Nasal intubation for trauma patients and increased in-hospital mortality

Research output: Contribution to journalArticlepeer-review

Abstract

Purpose: Data regarding harm from nasal intubation in trauma patients have been conflicting. This study aims to elucidate whether nasal intubation is associated with increased in-hospital mortality compared with oral intubation. Methods: A retrospective cohort study on a nationwide trauma registry of 2004–2019 was conducted. Adult trauma patients who underwent nasal or oral intubation during initial resuscitation were selected. In-hospital mortality and lung complications were compared between nasal and oral intubations. A generalized estimating equation model accounting for within-institution clustering was adopted. Patient demographics, comorbidities, mechanism, injury severity, and vital signs on hospital arrival were adjusted. Subgroup analyses were conducted based on age, Abbreviated Injury Scale [AIS] for the head and face, and vital signs on arrival. Results: Among 29,271 patients eligible for the study, 667 were intubated nasally. In-hospital mortality was higher in nasal intubation compared with oral intubation (OR, 1.28 [95% CI, 1.01–1.64]). There were more noninfectious pulmonary complications in nasal intubation (OR, 1.48 [1.14–1.94]). The harms of nasal intubation were observed only in the elderly (age ≥ 75), patients with severe head injury (AIS in the head ≥ 4), and normotensive patients (systolic blood pressure ≥ 90 mmHg). Conversely, mortality was comparable regardless of the route of intubation in patients with complicated facial injury (AIS in the face ≥ 3). Conclusion: Nasal intubation was associated with increased in-hospital mortality, particularly in older patients and severe head injury, but not severe facial injury. The route of intubation should be judiciously decided during trauma resuscitation.

Original languageEnglish
JournalEuropean Journal of Trauma and Emergency Surgery
DOIs
Publication statusAccepted/In press - 2022

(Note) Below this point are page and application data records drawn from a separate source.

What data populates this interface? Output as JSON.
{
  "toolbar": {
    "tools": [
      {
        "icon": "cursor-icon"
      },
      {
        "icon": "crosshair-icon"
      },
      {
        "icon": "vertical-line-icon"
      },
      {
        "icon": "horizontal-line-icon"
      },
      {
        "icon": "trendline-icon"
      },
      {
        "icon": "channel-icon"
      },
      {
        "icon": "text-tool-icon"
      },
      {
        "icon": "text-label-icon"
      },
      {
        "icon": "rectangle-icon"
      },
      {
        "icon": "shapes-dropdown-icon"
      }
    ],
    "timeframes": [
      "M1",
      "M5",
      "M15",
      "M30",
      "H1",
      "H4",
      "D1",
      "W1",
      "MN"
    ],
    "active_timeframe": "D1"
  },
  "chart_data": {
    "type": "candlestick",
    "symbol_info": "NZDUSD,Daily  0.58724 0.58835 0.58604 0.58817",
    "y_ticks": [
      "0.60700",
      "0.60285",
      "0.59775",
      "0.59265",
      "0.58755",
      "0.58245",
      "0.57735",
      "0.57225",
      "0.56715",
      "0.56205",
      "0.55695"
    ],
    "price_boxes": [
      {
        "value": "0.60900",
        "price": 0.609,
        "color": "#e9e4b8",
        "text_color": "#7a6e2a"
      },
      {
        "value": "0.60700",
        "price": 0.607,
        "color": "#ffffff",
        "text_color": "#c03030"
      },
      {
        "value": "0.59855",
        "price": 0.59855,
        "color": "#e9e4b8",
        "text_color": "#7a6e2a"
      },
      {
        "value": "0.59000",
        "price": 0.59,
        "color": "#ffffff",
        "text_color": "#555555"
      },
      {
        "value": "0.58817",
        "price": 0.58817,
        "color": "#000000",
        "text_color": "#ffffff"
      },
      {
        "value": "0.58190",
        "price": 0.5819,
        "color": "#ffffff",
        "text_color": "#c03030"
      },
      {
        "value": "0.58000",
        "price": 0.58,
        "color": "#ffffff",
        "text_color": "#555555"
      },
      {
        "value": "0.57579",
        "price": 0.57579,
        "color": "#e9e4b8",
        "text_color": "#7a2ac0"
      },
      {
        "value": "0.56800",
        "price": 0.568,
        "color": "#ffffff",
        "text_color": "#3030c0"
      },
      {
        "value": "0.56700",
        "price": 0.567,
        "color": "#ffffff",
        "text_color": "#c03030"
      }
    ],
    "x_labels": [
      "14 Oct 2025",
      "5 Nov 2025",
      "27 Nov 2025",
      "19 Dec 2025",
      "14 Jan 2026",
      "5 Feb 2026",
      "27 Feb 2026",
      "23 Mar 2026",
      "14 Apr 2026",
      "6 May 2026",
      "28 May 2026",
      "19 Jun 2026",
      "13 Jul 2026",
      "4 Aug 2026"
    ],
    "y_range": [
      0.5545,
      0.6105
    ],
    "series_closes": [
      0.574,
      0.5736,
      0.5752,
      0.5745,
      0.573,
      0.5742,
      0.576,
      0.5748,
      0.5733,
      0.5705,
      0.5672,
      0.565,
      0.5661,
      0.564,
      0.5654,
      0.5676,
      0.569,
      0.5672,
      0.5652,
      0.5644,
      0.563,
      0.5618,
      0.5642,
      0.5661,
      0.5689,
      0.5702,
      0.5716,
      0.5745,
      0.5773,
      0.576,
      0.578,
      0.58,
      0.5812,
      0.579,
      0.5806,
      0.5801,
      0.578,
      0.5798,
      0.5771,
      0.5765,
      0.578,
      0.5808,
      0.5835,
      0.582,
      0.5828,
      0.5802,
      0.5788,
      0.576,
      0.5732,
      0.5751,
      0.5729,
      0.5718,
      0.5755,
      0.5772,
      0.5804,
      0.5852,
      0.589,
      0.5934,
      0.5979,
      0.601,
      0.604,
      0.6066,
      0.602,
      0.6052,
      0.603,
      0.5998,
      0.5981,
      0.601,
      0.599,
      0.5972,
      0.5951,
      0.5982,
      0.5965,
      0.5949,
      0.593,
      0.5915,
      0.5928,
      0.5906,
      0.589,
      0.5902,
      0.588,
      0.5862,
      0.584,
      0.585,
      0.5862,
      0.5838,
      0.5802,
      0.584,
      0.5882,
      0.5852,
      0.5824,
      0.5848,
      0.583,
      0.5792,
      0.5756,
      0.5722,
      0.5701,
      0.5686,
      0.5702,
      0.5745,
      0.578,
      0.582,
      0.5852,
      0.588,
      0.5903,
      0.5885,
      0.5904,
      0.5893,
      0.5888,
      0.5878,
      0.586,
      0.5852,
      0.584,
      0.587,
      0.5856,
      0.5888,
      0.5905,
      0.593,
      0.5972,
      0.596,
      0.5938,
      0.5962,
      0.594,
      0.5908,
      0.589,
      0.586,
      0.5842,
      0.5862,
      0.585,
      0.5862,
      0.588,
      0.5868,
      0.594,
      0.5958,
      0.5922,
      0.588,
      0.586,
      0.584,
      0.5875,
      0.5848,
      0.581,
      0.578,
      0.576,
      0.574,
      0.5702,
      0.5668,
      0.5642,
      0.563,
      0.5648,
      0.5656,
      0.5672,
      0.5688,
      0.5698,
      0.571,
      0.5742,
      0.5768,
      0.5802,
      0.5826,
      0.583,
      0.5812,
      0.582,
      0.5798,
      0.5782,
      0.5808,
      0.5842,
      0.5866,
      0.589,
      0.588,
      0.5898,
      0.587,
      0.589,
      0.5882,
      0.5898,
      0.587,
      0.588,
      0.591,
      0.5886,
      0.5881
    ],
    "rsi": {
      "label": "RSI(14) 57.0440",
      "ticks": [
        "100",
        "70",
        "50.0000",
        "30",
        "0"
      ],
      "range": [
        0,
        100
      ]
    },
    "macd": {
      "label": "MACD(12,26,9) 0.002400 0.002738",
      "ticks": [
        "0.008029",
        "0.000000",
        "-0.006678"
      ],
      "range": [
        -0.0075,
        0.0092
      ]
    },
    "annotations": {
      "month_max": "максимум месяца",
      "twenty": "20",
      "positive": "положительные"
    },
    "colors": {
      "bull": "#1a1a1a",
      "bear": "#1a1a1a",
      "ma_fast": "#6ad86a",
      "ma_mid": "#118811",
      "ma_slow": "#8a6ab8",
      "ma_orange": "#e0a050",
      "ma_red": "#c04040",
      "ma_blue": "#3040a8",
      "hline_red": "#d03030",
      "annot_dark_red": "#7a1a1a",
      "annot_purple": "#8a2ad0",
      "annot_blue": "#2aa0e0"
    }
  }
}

Keywords

  • Intubation
  • Naso-tracheal
  • Orotracheal
  • Resuscitation
  • Trauma

ASJC Scopus subject areas

  • Surgery
  • Emergency Medicine
  • Orthopedics and Sports Medicine
  • Critical Care and Intensive Care Medicine

Fingerprint

Dive into the research topics of 'Nasal intubation for trauma patients and increased in-hospital mortality'. Together they form a unique fingerprint.

Cite this